The Visual Resources Association offers a handy web tool called The Digital Image Rights Computator to “assist the user in assessing the intellectual property status of a specific image documenting a work of art, a designed object, or a portion of the built environment. Understanding the presence or absence of rights in the various aspects of a given image will allow the user to make informed decisions regarding the intended educational uses of that image.” The interactive program guides you through a series of questions addressing five variables:
- The copyright status of the underlying work represented in the image.
- The copyright status of the photographic reproduction.
- The specific source from which you have obtained the image under consideration.
- The intended use(s) of the image.
The Maps of Africa to 1900 digital collection contains images of maps listed in the bibliography Maps of Africa to 1900: A Checklist of Maps in Atlases and Geographical Journals in the Collections of the University of Illinois, Urbana-Champaign (Bassett & Scheven, Urbana: Graduate School of Library and Information Science, 2000). As such, this collection mines not only the University of Illinois Library’s map collections, but also its extensive collection of 19th century atlases and geographical journals, including the JournalGéographie de Paris (France), and Petermanns Geographische Mittheilungen (Germany).

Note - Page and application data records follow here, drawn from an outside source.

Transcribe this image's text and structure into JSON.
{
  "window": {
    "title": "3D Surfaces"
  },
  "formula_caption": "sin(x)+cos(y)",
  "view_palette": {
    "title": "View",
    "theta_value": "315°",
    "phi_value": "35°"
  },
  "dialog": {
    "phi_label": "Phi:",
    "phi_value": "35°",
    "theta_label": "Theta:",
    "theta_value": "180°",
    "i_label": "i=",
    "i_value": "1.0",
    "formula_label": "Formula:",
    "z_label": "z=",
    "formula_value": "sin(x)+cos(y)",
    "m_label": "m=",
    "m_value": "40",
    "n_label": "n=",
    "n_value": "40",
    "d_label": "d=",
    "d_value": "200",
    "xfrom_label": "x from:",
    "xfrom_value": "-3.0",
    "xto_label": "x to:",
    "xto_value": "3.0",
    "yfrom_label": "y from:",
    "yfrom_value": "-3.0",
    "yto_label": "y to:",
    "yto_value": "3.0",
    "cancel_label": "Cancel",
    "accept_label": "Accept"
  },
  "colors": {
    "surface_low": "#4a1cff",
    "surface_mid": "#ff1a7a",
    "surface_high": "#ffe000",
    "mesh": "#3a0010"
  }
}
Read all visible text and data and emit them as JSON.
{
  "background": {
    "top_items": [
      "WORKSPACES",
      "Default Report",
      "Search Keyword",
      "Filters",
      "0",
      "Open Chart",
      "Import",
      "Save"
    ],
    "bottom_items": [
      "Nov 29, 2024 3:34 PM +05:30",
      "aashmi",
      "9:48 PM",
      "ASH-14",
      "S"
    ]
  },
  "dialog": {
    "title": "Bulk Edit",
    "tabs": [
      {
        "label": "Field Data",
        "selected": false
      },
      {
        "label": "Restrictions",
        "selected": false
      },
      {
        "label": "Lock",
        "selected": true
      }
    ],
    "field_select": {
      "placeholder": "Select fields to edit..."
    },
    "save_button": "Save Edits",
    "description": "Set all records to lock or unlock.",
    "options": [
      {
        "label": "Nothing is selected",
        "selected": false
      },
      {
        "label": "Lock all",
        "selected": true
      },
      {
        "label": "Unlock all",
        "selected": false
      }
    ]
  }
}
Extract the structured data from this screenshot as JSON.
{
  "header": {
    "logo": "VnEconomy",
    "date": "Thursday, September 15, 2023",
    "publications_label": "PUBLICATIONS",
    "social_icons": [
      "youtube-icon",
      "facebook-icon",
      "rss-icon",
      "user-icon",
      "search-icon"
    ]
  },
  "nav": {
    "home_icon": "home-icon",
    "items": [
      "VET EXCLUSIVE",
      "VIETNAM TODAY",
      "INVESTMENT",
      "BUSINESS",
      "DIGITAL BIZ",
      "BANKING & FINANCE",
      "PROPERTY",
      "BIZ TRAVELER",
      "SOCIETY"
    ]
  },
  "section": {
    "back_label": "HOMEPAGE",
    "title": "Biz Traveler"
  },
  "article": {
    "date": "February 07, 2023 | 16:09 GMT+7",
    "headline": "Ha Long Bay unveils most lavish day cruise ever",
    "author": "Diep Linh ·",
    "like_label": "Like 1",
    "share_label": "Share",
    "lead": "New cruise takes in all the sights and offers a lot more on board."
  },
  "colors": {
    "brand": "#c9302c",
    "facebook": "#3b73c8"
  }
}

Arrowsmith, Aaron. Africa, 1817.
Bassett’s and Scheven’s original bibliography lists 2,416 maps of which nearly 78 percent date from the 19th century. Africanists and historians of cartography are drawn to this century because the map of the continent changed so rapidly in the wake of European explorations, conquests, and colonization (Bassett & Scheven, p. iii). About a quarter of the collection dates from the sixteenth century, 9 percent from the seventeenth, and 13 percent from the eighteenth century.
The Library is digitizing as many of the maps as possible, condition permitting. Maps are added to the collection as they are completed.
Recently the University Library had ARTstor load the Saskia Image Collection into our institutional collections area of ARTstor. We have access to this wonderful resource through our membership in the CARLI Consortium. You will find the Saskia collection listed under “Institutional Collections” when you first enter ARTstor.
The collection contains 30,000 digital imagesof paintings, sculpture and architecture, including images from many important collections: ThePrado, the Kunsthistorisches Museum, the Uffizi, and the Louve as well as archaeological sites in Greece, Italy, Turkey and Egype. The images can be displayed and downloaded in high-resolution format. Additionally, the descriptive data about the images includes references to the occurrences of these images in 19 major art history texts, including Garner’s Art Through the Ages, 12th edition; Understanding Art, 7th edition; Art and Ideas, 10th edition; and Discovering Art History, 4th edition.
(Images from ARTstor and CARLI)